Linear regression is described by e.g. Draper & Smith (1998). Loess smoothers were developed by Cleveland (1979). The application of loess smoothers to contaminant time series is described by Fryer & Nicholson (1999).

Cleveland WS, 1979. Robust locally-weighted regression and smoothing scatterplots. Journal of the American Statistical Association 74: 829-836.

Draper NR & Smith H, 1998. Applied regression analysis, 3rd edition. Wiley

Fryer RJ & Nicholson MD, 1999. Using smoothers for comprehensive assessments of contaminant time series in marine biota. ICES Journal of Marine Science 56: 779-790.

### Assessing environmental status and temporal trends

Environmental status and temporal trends are assessed using the model fitted to the annual indices.

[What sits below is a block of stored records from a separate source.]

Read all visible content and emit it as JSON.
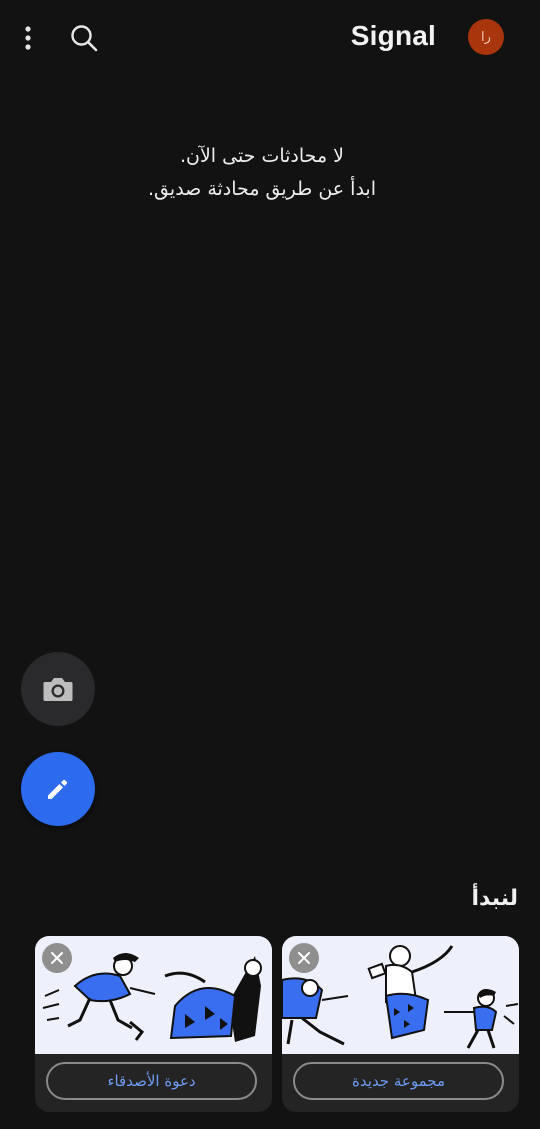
{
  "header": {
    "title": "Signal",
    "avatar_initials": "را",
    "avatar_color": "#a8350c",
    "icons": [
      "more-vertical-icon",
      "search-icon"
    ]
  },
  "empty_state": {
    "line1": "لا محادثات حتى الآن.",
    "line2": "ابدأ عن طريق محادثة صديق."
  },
  "fabs": {
    "camera_icon": "camera-icon",
    "compose_icon": "pencil-icon",
    "compose_color": "#2c6bed"
  },
  "getting_started": {
    "title": "لنبدأ",
    "cards": [
      {
        "button_label": "دعوة الأصدقاء",
        "icon": "close-icon"
      },
      {
        "button_label": "مجموعة جديدة",
        "icon": "close-icon"
      }
    ]
  }
}
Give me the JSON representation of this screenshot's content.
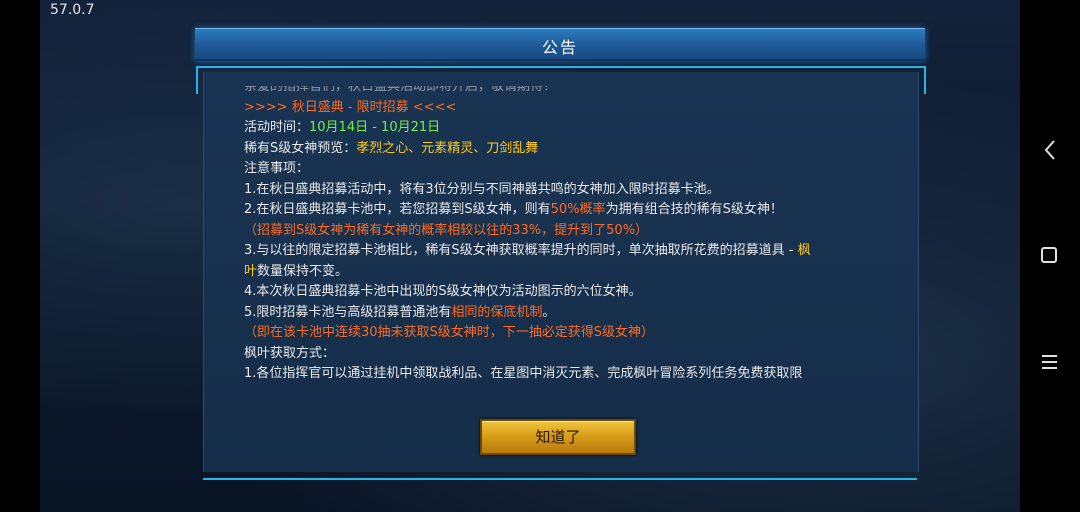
{
  "status": {
    "version": "57.0.7"
  },
  "dialog": {
    "title": "公告",
    "truncated_top_line": "亲爱的指挥官们，秋日盛典活动即将开启，敬请期待！",
    "lines": [
      {
        "parts": [
          {
            "text": ">>>>    秋日盛典 - 限时招募    <<<<",
            "color": "orange"
          }
        ]
      },
      {
        "parts": [
          {
            "text": "活动时间：",
            "color": "white"
          },
          {
            "text": "10月14日 - 10月21日",
            "color": "green"
          }
        ]
      },
      {
        "parts": [
          {
            "text": "稀有S级女神预览：",
            "color": "white"
          },
          {
            "text": "孝烈之心、元素精灵、刀剑乱舞",
            "color": "yellow"
          }
        ]
      },
      {
        "parts": [
          {
            "text": "注意事项：",
            "color": "white"
          }
        ]
      },
      {
        "parts": [
          {
            "text": "1.在秋日盛典招募活动中，将有3位分别与不同神器共鸣的女神加入限时招募卡池。",
            "color": "white"
          }
        ]
      },
      {
        "parts": [
          {
            "text": "2.在秋日盛典招募卡池中，若您招募到S级女神，则有",
            "color": "white"
          },
          {
            "text": "50%概率",
            "color": "orange"
          },
          {
            "text": "为拥有组合技的稀有S级女神！",
            "color": "white"
          }
        ]
      },
      {
        "parts": [
          {
            "text": "（招募到S级女神为稀有女神的概率相较以往的33%，提升到了50%）",
            "color": "orange"
          }
        ]
      },
      {
        "parts": [
          {
            "text": "3.与以往的限定招募卡池相比，稀有S级女神获取概率提升的同时，单次抽取所花费的招募道具 - ",
            "color": "white"
          },
          {
            "text": "枫",
            "color": "yellow"
          }
        ]
      },
      {
        "parts": [
          {
            "text": "叶",
            "color": "yellow"
          },
          {
            "text": "数量保持不变。",
            "color": "white"
          }
        ]
      },
      {
        "parts": [
          {
            "text": "4.本次秋日盛典招募卡池中出现的S级女神仅为活动图示的六位女神。",
            "color": "white"
          }
        ]
      },
      {
        "parts": [
          {
            "text": "5.限时招募卡池与高级招募普通池有",
            "color": "white"
          },
          {
            "text": "相同的保底机制",
            "color": "orange"
          },
          {
            "text": "。",
            "color": "white"
          }
        ]
      },
      {
        "parts": [
          {
            "text": "（即在该卡池中连续30抽未获取S级女神时，下一抽必定获得S级女神）",
            "color": "orange"
          }
        ]
      },
      {
        "parts": [
          {
            "text": "枫叶获取方式：",
            "color": "white"
          }
        ]
      },
      {
        "parts": [
          {
            "text": "1.各位指挥官可以通过挂机中领取战利品、在星图中消灭元素、完成枫叶冒险系列任务免费获取限",
            "color": "white"
          }
        ]
      }
    ],
    "ok_label": "知道了"
  },
  "nav": {
    "back_icon": "back-chevron-icon",
    "home_icon": "home-square-icon",
    "menu_icon": "menu-lines-icon"
  }
}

Environmental status is assessed by comparing a one-sided 95% confidence limit on the fitted value in the most recent monitoring year to the available assessment criteria. The upper confidence limit is used for most biological effects. However, the lower confidence limit is used for biological effects where high values indicate healthy organisms: scope for growth, glutathionine transferase, acetylcholine esterase activity and aminolevulinic acid dehydratase. If, for example, the upper (lower) confidence limit is below (above) the Background Assessment Concentration (BAC), then the mean index in the most recent monitoring year is significantly below (above) the BAC and levels are said to be 'at background'.

No formal assessment of status is made when there are only 1 or 2 years of data. However, an ad-hoc assessment is made by comparing the index (1 year) or the larger (smaller) of the two indices (2 years) to the assessment criteria.

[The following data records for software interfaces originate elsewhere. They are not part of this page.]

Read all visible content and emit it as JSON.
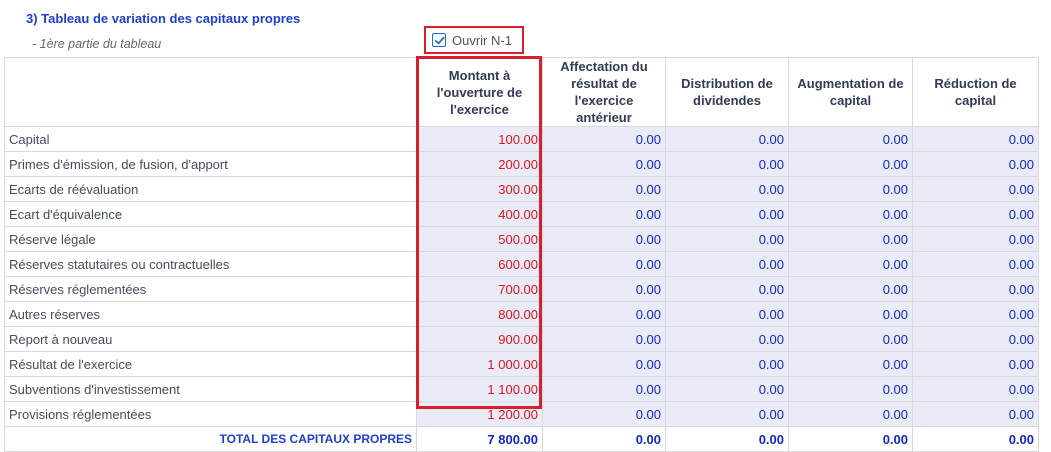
{
  "section_title": "3) Tableau de variation des capitaux propres",
  "subtitle": "- 1ère partie du tableau",
  "ouvrir_checkbox": {
    "label": "Ouvrir N-1",
    "checked": true
  },
  "columns": [
    "",
    "Montant à l'ouverture de l'exercice",
    "Affectation du résultat de l'exercice antérieur",
    "Distribution de dividendes",
    "Augmentation de capital",
    "Réduction de capital"
  ],
  "rows": [
    {
      "label": "Capital",
      "values": [
        "100.00",
        "0.00",
        "0.00",
        "0.00",
        "0.00"
      ]
    },
    {
      "label": "Primes d'émission, de fusion, d'apport",
      "values": [
        "200.00",
        "0.00",
        "0.00",
        "0.00",
        "0.00"
      ]
    },
    {
      "label": "Ecarts de réévaluation",
      "values": [
        "300.00",
        "0.00",
        "0.00",
        "0.00",
        "0.00"
      ]
    },
    {
      "label": "Ecart d'équivalence",
      "values": [
        "400.00",
        "0.00",
        "0.00",
        "0.00",
        "0.00"
      ]
    },
    {
      "label": "Réserve légale",
      "values": [
        "500.00",
        "0.00",
        "0.00",
        "0.00",
        "0.00"
      ]
    },
    {
      "label": "Réserves statutaires ou contractuelles",
      "values": [
        "600.00",
        "0.00",
        "0.00",
        "0.00",
        "0.00"
      ]
    },
    {
      "label": "Réserves réglementées",
      "values": [
        "700.00",
        "0.00",
        "0.00",
        "0.00",
        "0.00"
      ]
    },
    {
      "label": "Autres réserves",
      "values": [
        "800.00",
        "0.00",
        "0.00",
        "0.00",
        "0.00"
      ]
    },
    {
      "label": "Report à nouveau",
      "values": [
        "900.00",
        "0.00",
        "0.00",
        "0.00",
        "0.00"
      ]
    },
    {
      "label": "Résultat de l'exercice",
      "values": [
        "1 000.00",
        "0.00",
        "0.00",
        "0.00",
        "0.00"
      ]
    },
    {
      "label": "Subventions d'investissement",
      "values": [
        "1 100.00",
        "0.00",
        "0.00",
        "0.00",
        "0.00"
      ]
    },
    {
      "label": "Provisions réglementées",
      "values": [
        "1 200.00",
        "0.00",
        "0.00",
        "0.00",
        "0.00"
      ]
    }
  ],
  "total": {
    "label": "TOTAL DES CAPITAUX PROPRES",
    "values": [
      "7 800.00",
      "0.00",
      "0.00",
      "0.00",
      "0.00"
    ]
  },
  "colors": {
    "accent_blue": "#1426c8",
    "highlight_red": "#d4212b",
    "cell_bg": "#e9ecf7"
  }
}
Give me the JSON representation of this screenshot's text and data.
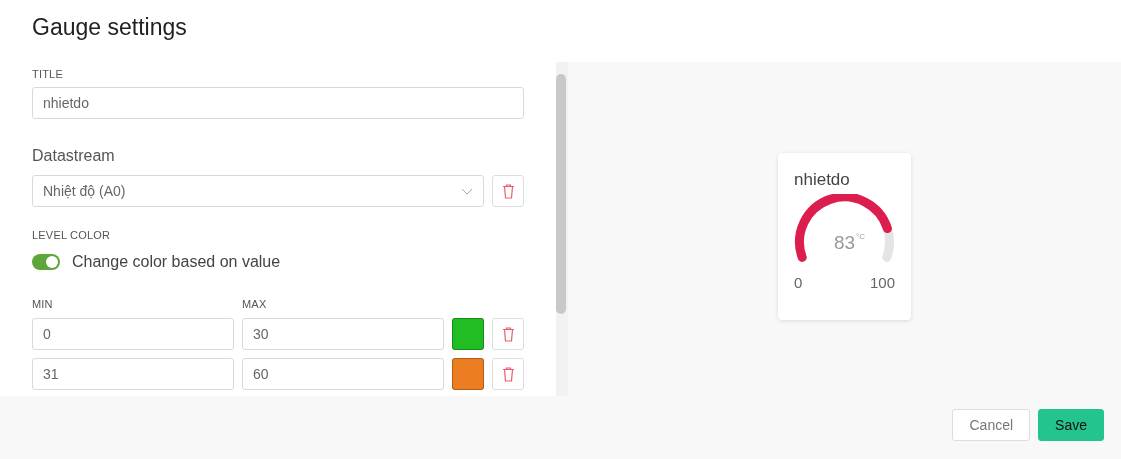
{
  "title": "Gauge settings",
  "title_field": {
    "label": "TITLE",
    "value": "nhietdo"
  },
  "datastream": {
    "label": "Datastream",
    "value": "Nhiệt độ (A0)"
  },
  "level_color": {
    "label": "LEVEL COLOR",
    "toggle_label": "Change color based on value",
    "on": true
  },
  "ranges": {
    "min_label": "MIN",
    "max_label": "MAX",
    "rows": [
      {
        "min": "0",
        "max": "30",
        "color": "#22bd22"
      },
      {
        "min": "31",
        "max": "60",
        "color": "#ec7d22"
      }
    ]
  },
  "preview": {
    "title": "nhietdo",
    "value": "83",
    "unit": "°C",
    "min": "0",
    "max": "100"
  },
  "buttons": {
    "cancel": "Cancel",
    "save": "Save"
  }
}
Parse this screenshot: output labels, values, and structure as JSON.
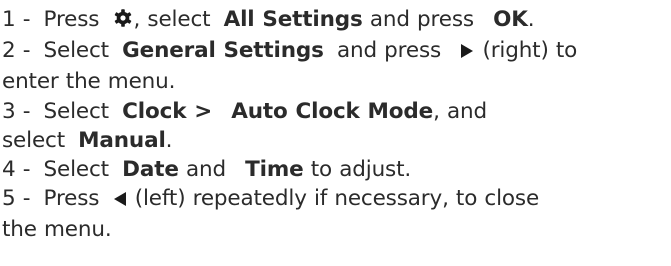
{
  "steps": [
    {
      "num": "1 -",
      "press": "Press",
      "after_icon": ", select",
      "all_settings": "All Settings",
      "and_press": "and press",
      "ok": "OK",
      "dot": "."
    },
    {
      "num": "2 -",
      "select": "Select",
      "general_settings": "General Settings",
      "and_press": "and press",
      "right_text": "(right) to",
      "cont": "enter the menu."
    },
    {
      "num": "3 -",
      "select": "Select",
      "clock": "Clock >",
      "auto_clock_mode": "Auto Clock Mode",
      "and_text": ", and",
      "select2": "select",
      "manual": "Manual",
      "dot": "."
    },
    {
      "num": "4 -",
      "select": "Select",
      "date": "Date",
      "and_text": "and",
      "time": "Time",
      "to_adjust": "to adjust."
    },
    {
      "num": "5 -",
      "press": "Press",
      "left_text": "(left) repeatedly if necessary, to close",
      "cont": "the menu."
    }
  ],
  "icons": {
    "settings": "gear-icon",
    "right": "triangle-right-icon",
    "left": "triangle-left-icon"
  },
  "colors": {
    "text": "#2b2b2b",
    "icon": "#1a1a1a"
  }
}
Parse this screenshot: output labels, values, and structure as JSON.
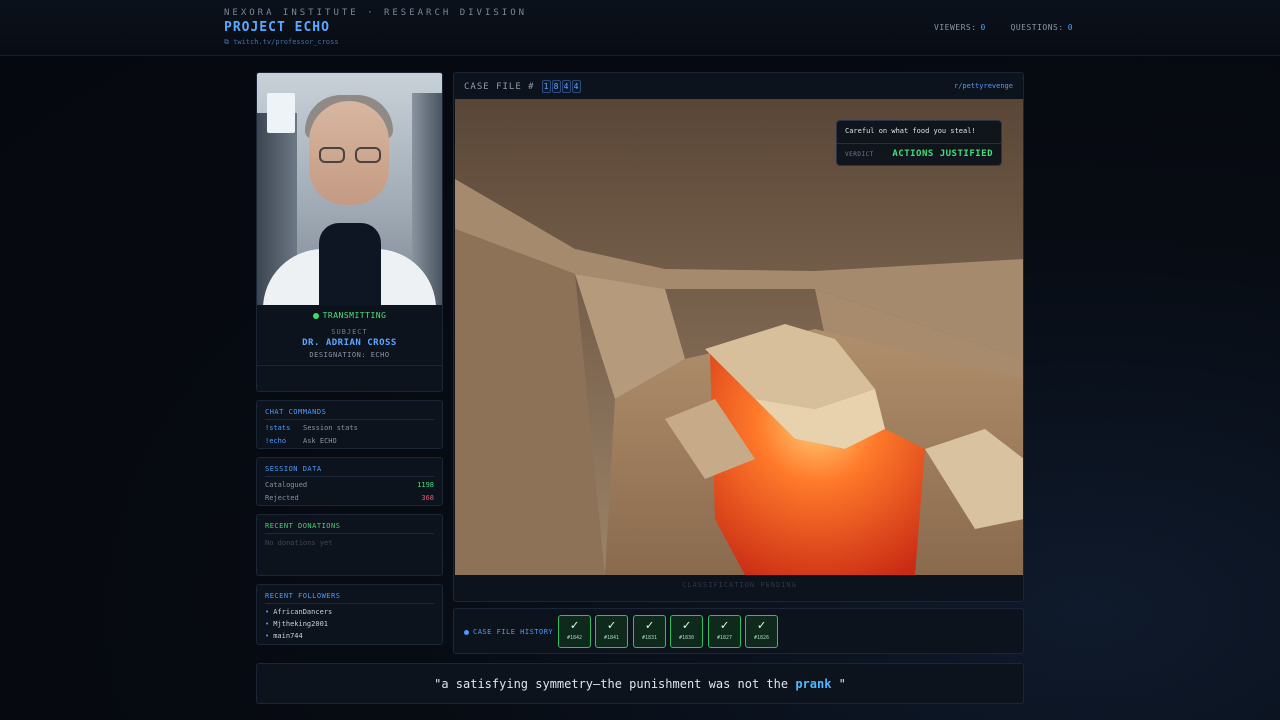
{
  "header": {
    "org": "NEXORA INSTITUTE · RESEARCH DIVISION",
    "project": "PROJECT ECHO",
    "channel": "twitch.tv/professor_cross",
    "viewers_label": "VIEWERS:",
    "viewers": "0",
    "questions_label": "QUESTIONS:",
    "questions": "0"
  },
  "subject": {
    "status": "TRANSMITTING",
    "label": "SUBJECT",
    "name": "DR. ADRIAN CROSS",
    "designation": "DESIGNATION: ECHO"
  },
  "chat_commands": {
    "title": "CHAT COMMANDS",
    "items": [
      {
        "cmd": "!stats",
        "desc": "Session stats"
      },
      {
        "cmd": "!echo",
        "desc": "Ask ECHO"
      }
    ]
  },
  "session_data": {
    "title": "SESSION DATA",
    "catalogued_label": "Catalogued",
    "catalogued": "1198",
    "rejected_label": "Rejected",
    "rejected": "368"
  },
  "donations": {
    "title": "RECENT DONATIONS",
    "empty": "No donations yet"
  },
  "followers": {
    "title": "RECENT FOLLOWERS",
    "items": [
      "AfricanDancers",
      "Mjtheking2001",
      "main744"
    ]
  },
  "case_file": {
    "label": "CASE FILE #",
    "digits": [
      "1",
      "8",
      "4",
      "4"
    ],
    "subreddit": "r/pettyrevenge",
    "quote": "Careful on what food you steal!",
    "verdict_label": "VERDICT",
    "verdict": "ACTIONS JUSTIFIED",
    "footer": "CLASSIFICATION PENDING"
  },
  "history": {
    "label": "CASE FILE HISTORY",
    "items": [
      {
        "check": "✓",
        "id": "#1842"
      },
      {
        "check": "✓",
        "id": "#1841"
      },
      {
        "check": "✓",
        "id": "#1831"
      },
      {
        "check": "✓",
        "id": "#1830"
      },
      {
        "check": "✓",
        "id": "#1827"
      },
      {
        "check": "✓",
        "id": "#1826"
      }
    ]
  },
  "caption": {
    "before": "\"a satisfying symmetry—the punishment was not the ",
    "highlight": "prank",
    "after": " \""
  },
  "colors": {
    "accent": "#4b9bff",
    "success": "#3ee07a",
    "danger": "#e05a6a",
    "background": "#070b12"
  }
}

Temporal trends are assessed for all time series with at least five years of data. When a linear model has been fitted (i.e. when there are 5-6 years of data, or if there are 7+ years of data and no evidence of nonlinearity), there is evidence of a temporal trend if the slope β of the linear regression of yt on t is significant at the 5% level. When a smooth model has been fitted, the fitted smoother is used to test for evidence of any systematic change in contaminant levels over time; this test is also decomposed into both a nonlinear and linear component. The results for each time series can be found in the statistical analysis output on the right hand side of the map under Graphics. Details of the methodology are in Fryer & Nicholson (1999). However, the summary maps focus on changes in contaminant levels between the start and the end of the time series. The fitted value of the smoother at the start of the time series is compared to the fitted value at the end of the time series using a t-test, with significance assessed at the 5% level. The correlation between the two fitted values is accounted for by the t-test. In the statistical analysis output, this is referred to as the change in the last fifteen years, since the longest time series is fifteen years.

Fryer RJ & Nicholson MD, 1999. Using smoothers for comprehensive assessments of contaminant time series in marine biota. ICES Journal of Marine Science 56: 779-790.